[4] Vasael Alshia, vol. 1, p. 220 Hadith 560, Imam Sadiq (AS)

[5] Vasael Alshia, vol. 1, p. 225 Hadith 571, Imam Sadiq (AS)

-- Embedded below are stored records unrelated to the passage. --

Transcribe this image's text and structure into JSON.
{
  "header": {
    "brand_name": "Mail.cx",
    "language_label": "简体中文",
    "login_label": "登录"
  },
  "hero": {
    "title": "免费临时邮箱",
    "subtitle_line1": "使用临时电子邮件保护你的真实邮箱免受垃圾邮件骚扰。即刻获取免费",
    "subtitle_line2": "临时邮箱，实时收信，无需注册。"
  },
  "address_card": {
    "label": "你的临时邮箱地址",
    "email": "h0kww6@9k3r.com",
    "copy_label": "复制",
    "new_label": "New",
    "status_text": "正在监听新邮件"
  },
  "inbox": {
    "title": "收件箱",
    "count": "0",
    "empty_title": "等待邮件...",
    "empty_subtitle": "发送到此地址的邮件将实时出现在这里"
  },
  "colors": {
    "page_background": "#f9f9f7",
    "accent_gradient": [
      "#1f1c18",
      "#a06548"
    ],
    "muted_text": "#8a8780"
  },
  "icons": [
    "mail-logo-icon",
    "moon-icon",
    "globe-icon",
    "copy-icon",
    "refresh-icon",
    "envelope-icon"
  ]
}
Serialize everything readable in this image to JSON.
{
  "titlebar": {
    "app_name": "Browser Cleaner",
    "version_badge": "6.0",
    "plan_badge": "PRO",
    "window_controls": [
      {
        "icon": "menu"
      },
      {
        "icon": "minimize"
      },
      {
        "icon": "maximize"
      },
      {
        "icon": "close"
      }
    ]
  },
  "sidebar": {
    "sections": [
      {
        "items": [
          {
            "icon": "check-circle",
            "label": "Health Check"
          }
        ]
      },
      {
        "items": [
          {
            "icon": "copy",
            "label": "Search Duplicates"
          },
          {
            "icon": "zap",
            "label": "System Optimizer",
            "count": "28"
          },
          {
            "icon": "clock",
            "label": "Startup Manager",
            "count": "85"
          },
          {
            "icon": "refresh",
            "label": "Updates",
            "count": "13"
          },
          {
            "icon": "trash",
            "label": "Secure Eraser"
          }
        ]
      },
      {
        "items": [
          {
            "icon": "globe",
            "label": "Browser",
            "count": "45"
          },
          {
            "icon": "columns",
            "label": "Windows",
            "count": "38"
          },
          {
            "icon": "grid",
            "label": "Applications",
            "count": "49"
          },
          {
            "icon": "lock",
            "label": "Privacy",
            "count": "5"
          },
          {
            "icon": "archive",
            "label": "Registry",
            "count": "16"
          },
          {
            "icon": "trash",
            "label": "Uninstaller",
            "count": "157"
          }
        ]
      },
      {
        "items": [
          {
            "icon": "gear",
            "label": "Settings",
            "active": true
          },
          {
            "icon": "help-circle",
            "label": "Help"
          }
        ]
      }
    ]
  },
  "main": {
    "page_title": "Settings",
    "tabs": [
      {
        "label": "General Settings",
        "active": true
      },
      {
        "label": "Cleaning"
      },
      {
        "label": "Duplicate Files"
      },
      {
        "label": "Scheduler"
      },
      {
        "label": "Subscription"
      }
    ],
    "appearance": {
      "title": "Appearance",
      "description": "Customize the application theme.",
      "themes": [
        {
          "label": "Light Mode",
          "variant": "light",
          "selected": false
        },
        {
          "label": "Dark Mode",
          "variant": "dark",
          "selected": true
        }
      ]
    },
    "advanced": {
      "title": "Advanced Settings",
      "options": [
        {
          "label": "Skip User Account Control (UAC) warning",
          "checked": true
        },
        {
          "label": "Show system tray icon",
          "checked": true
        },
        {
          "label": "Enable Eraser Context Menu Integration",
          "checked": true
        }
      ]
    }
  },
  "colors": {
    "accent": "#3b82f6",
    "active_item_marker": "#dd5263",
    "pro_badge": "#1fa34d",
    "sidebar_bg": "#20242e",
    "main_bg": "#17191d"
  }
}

[6] Mustadrak Alvasayel, vol. 7, p. 192